With a closed adoption the adoptive child has no idea who his birth parents are or what his true biological roots are, not to mention why he was put up for adoption in the first place. As a result, the child will likely have emotional and psychological problems as a result of this. When children don’t know why they were put up for adoption all they can do is speculate and usually they imagine they were the problem, something was wrong with them or they were not good enough for the biological parents to want to keep them. This could not be farther from the truth, but little minds do a lot of thinking and if the answers are not clear to them their minds will create one. So, this is the drawback to closed adoptions, that is unless the child never knows he was adopted and this is not necessarily fair to the child either.
Closed adoption is really hard on the biological parents as well because they brought a child into the world and then never have any clue how the child is or what the child is doing. Of course, many potential adoptive parents believe if someone is willing to give their child up then they don’t have the right to be involved in their child’s life. However, if someone is giving their child up for adoption it could be due to many reasons and an open adoption allows them to take part in the child’s life as much as the adoptive parents determine. Sometimes this is a photo each year and sometimes it is actual outings. This is a very small reward to give someone who is giving you their child. A closed adoption does not allow this at all whereas with an open adoption the child will at least know who his birth parents are and may be able to decide when he is older if he wants to know them or not. Regardless, a closed adoption is likely to cause confusion and emotional problems for your child whereas an open adoption can help ease this confusion a bit.
Making the choice for an open or closed adoption is certainly a difficult process because many parents want a closed adoption so they do not have to worry about their child knowing their birth parents and one day losing the child to his birth parents. These fears are normal and understandable in adoptive parents, however for the well being of your child you should educate yourself on open and closed adoptions and see all the real benefits open adoption has for your child.
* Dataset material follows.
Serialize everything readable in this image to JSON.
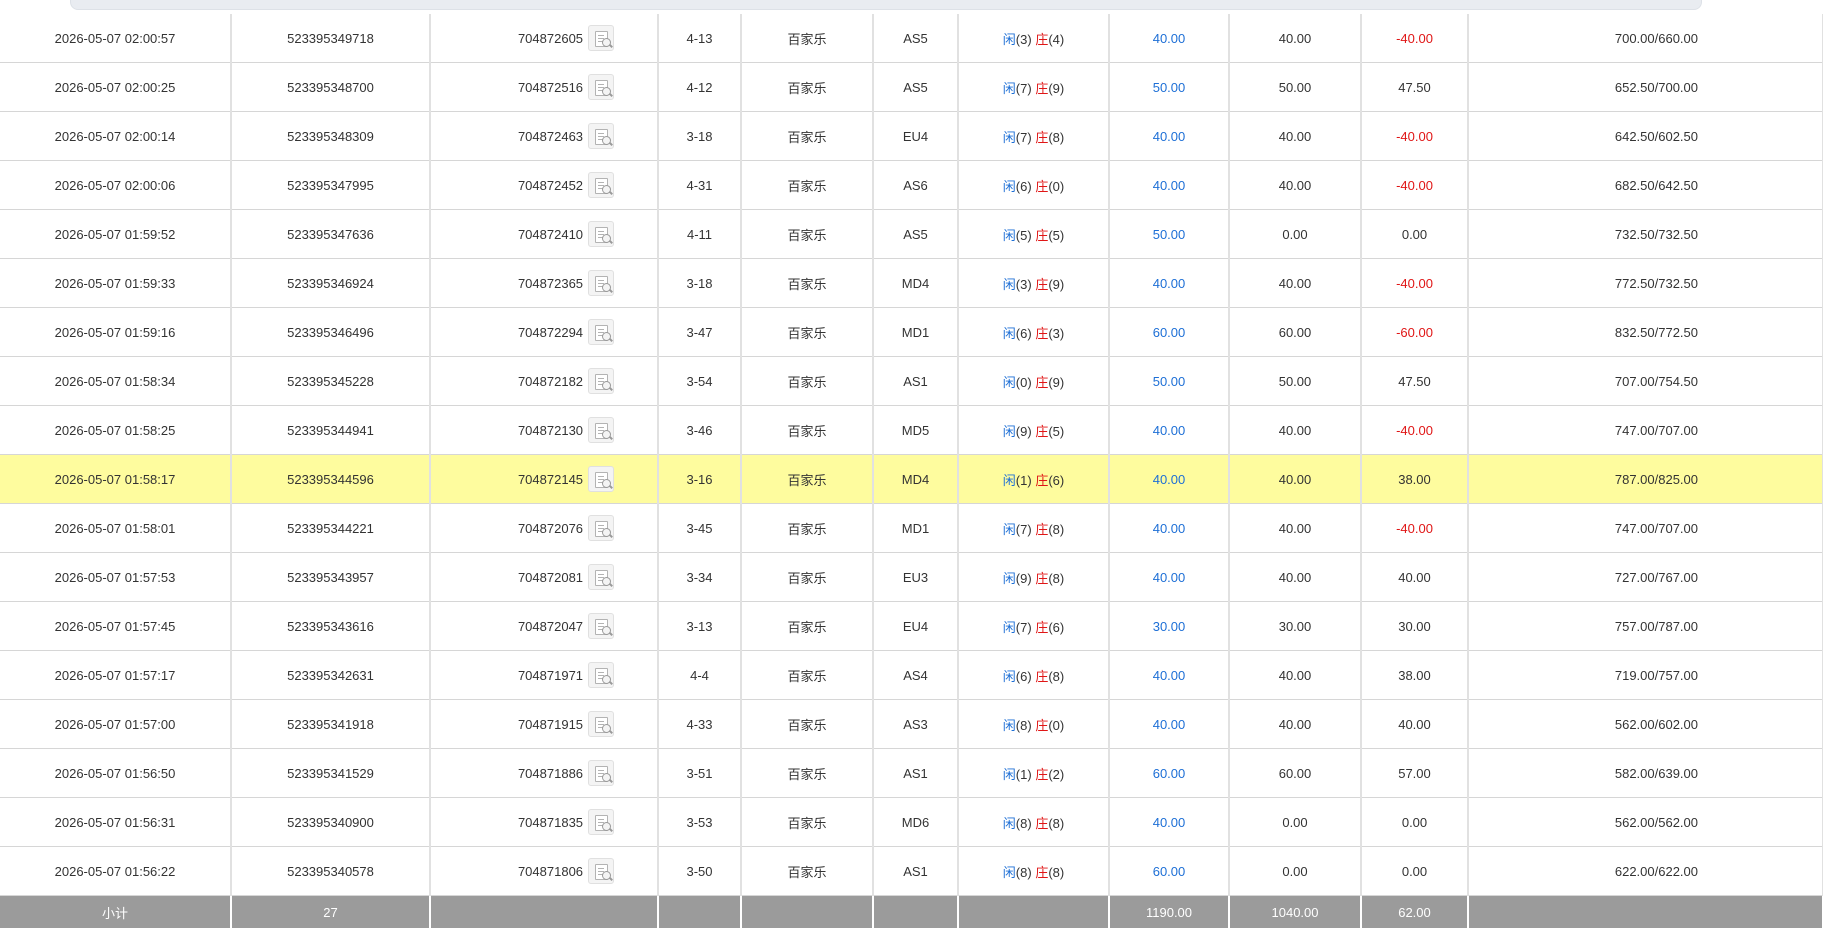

Once you deal with your fears concerning open adoption you will realize you have nothing to worry about and will end up with a more balanced and well adjusted child than if you choose closed adoption.
Also, once you meet the birth parents this might calm your fears a bit and you may be able to be involved throughout the pregnancy. With an open adoption your child will know that his birth parents loved him but were simply unable to care for him due to age, financial status, or fear of being able to properly care for a child. When your child realizes his birth parents made the best possible choice for his well being by placing him with his adoptive parents he will not have the emotional issues that result when adopted children come to the conclusion they were not good enough to be loved by their birth parents. In many cases this is completely wrong, but studies show that adopted children frequently have these feelings regardless of the love their adoptive family gives them.
Because of your child it is important to realize he has a connection with his birth parents and has a right to know who they are, why the gave him up for adoption, and that he was loved. Bury your fears about open adoption and one day losing your child to the birth parents and choose open adoption in order to have the healthiest, happiest and most well adjusted child possible.
© Kir.org – All Rights Reserved.